■ **ABOUT THIS TASK**: Repeat all the data exactly, and where a record holds a picture, leave that picture out.

=== Begin Enclosure ===

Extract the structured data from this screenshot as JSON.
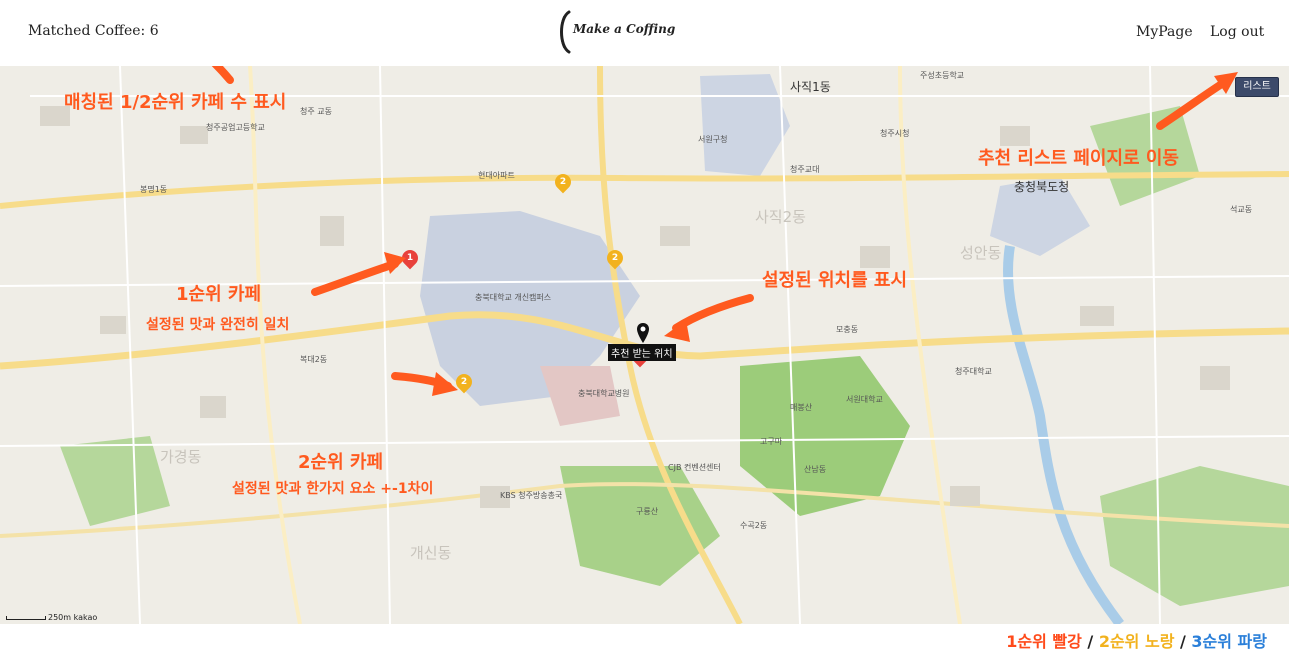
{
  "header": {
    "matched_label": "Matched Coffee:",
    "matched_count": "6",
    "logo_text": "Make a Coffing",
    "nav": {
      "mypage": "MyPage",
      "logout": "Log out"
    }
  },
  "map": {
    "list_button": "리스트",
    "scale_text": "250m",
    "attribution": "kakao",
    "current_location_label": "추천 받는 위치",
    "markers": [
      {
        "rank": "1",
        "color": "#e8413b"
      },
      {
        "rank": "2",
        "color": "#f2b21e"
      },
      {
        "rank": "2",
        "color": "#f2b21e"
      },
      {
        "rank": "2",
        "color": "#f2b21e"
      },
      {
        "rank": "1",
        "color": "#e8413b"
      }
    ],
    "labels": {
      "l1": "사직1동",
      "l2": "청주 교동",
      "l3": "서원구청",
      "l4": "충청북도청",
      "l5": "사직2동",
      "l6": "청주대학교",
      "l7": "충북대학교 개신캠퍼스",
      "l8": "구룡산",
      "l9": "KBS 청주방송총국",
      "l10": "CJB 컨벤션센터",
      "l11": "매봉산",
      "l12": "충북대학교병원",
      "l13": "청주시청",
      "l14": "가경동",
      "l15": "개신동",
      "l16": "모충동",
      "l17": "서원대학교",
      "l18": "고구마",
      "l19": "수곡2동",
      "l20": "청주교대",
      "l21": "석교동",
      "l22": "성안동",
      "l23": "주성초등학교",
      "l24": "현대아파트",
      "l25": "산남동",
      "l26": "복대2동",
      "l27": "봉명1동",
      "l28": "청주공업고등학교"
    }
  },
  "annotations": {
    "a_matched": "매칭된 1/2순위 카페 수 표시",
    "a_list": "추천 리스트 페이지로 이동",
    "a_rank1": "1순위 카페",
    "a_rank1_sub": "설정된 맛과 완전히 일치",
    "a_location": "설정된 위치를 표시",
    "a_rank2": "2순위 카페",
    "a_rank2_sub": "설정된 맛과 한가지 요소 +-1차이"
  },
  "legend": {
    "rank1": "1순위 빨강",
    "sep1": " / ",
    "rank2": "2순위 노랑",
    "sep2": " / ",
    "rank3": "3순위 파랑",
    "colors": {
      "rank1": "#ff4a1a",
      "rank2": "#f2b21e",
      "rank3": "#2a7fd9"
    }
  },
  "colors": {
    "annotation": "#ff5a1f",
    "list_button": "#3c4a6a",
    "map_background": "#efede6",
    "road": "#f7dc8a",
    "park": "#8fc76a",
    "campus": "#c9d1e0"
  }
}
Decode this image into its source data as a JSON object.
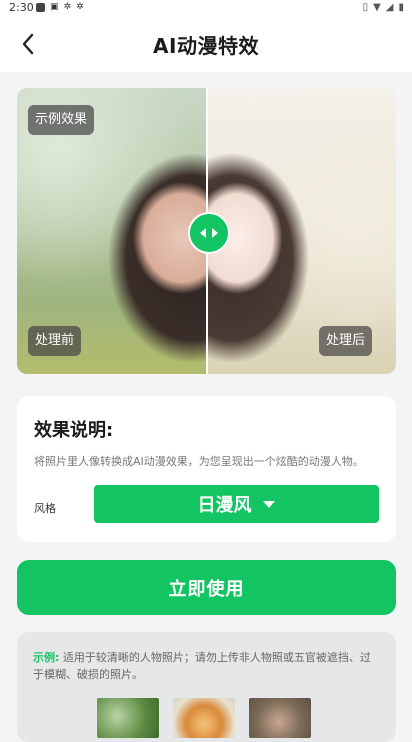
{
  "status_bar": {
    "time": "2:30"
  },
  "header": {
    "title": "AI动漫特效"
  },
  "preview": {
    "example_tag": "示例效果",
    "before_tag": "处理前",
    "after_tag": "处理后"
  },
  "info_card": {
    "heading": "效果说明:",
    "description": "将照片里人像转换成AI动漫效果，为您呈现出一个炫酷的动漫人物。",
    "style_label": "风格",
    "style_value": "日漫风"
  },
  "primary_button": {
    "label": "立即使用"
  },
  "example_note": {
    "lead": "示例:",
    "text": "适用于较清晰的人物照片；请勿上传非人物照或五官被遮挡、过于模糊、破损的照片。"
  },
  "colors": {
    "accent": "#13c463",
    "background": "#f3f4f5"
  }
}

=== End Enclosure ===

■ **FINISHED TASK**:
Extract the structured data from this screenshot as JSON.
{
  "header": {
    "matched_label": "Matched Coffee:",
    "matched_count": "6",
    "logo_text": "Make a Coffing",
    "nav": {
      "mypage": "MyPage",
      "logout": "Log out"
    }
  },
  "map": {
    "list_button": "리스트",
    "scale_text": "250m",
    "attribution": "kakao",
    "current_location_label": "추천 받는 위치",
    "markers": [
      {
        "rank": "1",
        "color": "#e8413b"
      },
      {
        "rank": "2",
        "color": "#f2b21e"
      },
      {
        "rank": "2",
        "color": "#f2b21e"
      },
      {
        "rank": "2",
        "color": "#f2b21e"
      },
      {
        "rank": "1",
        "color": "#e8413b"
      }
    ],
    "labels": {
      "l1": "사직1동",
      "l2": "청주 교동",
      "l3": "서원구청",
      "l4": "충청북도청",
      "l5": "사직2동",
      "l6": "청주대학교",
      "l7": "충북대학교 개신캠퍼스",
      "l8": "구룡산",
      "l9": "KBS 청주방송총국",
      "l10": "CJB 컨벤션센터",
      "l11": "매봉산",
      "l12": "충북대학교병원",
      "l13": "청주시청",
      "l14": "가경동",
      "l15": "개신동",
      "l16": "모충동",
      "l17": "서원대학교",
      "l18": "고구마",
      "l19": "수곡2동",
      "l20": "청주교대",
      "l21": "석교동",
      "l22": "성안동",
      "l23": "주성초등학교",
      "l24": "현대아파트",
      "l25": "산남동",
      "l26": "복대2동",
      "l27": "봉명1동",
      "l28": "청주공업고등학교"
    }
  },
  "annotations": {
    "a_matched": "매칭된 1/2순위 카페 수 표시",
    "a_list": "추천 리스트 페이지로 이동",
    "a_rank1": "1순위 카페",
    "a_rank1_sub": "설정된 맛과 완전히 일치",
    "a_location": "설정된 위치를 표시",
    "a_rank2": "2순위 카페",
    "a_rank2_sub": "설정된 맛과 한가지 요소 +-1차이"
  },
  "legend": {
    "rank1": "1순위 빨강",
    "sep1": " / ",
    "rank2": "2순위 노랑",
    "sep2": " / ",
    "rank3": "3순위 파랑",
    "colors": {
      "rank1": "#ff4a1a",
      "rank2": "#f2b21e",
      "rank3": "#2a7fd9"
    }
  },
  "colors": {
    "annotation": "#ff5a1f",
    "list_button": "#3c4a6a",
    "map_background": "#efede6",
    "road": "#f7dc8a",
    "park": "#8fc76a",
    "campus": "#c9d1e0"
  }
}
Decode this image into its source data as a JSON object.
{
  "status_bar": {
    "time": "2:30"
  },
  "header": {
    "title": "AI动漫特效"
  },
  "preview": {
    "example_tag": "示例效果",
    "before_tag": "处理前",
    "after_tag": "处理后"
  },
  "info_card": {
    "heading": "效果说明:",
    "description": "将照片里人像转换成AI动漫效果，为您呈现出一个炫酷的动漫人物。",
    "style_label": "风格",
    "style_value": "日漫风"
  },
  "primary_button": {
    "label": "立即使用"
  },
  "example_note": {
    "lead": "示例:",
    "text": "适用于较清晰的人物照片；请勿上传非人物照或五官被遮挡、过于模糊、破损的照片。"
  },
  "colors": {
    "accent": "#13c463",
    "background": "#f3f4f5"
  }
}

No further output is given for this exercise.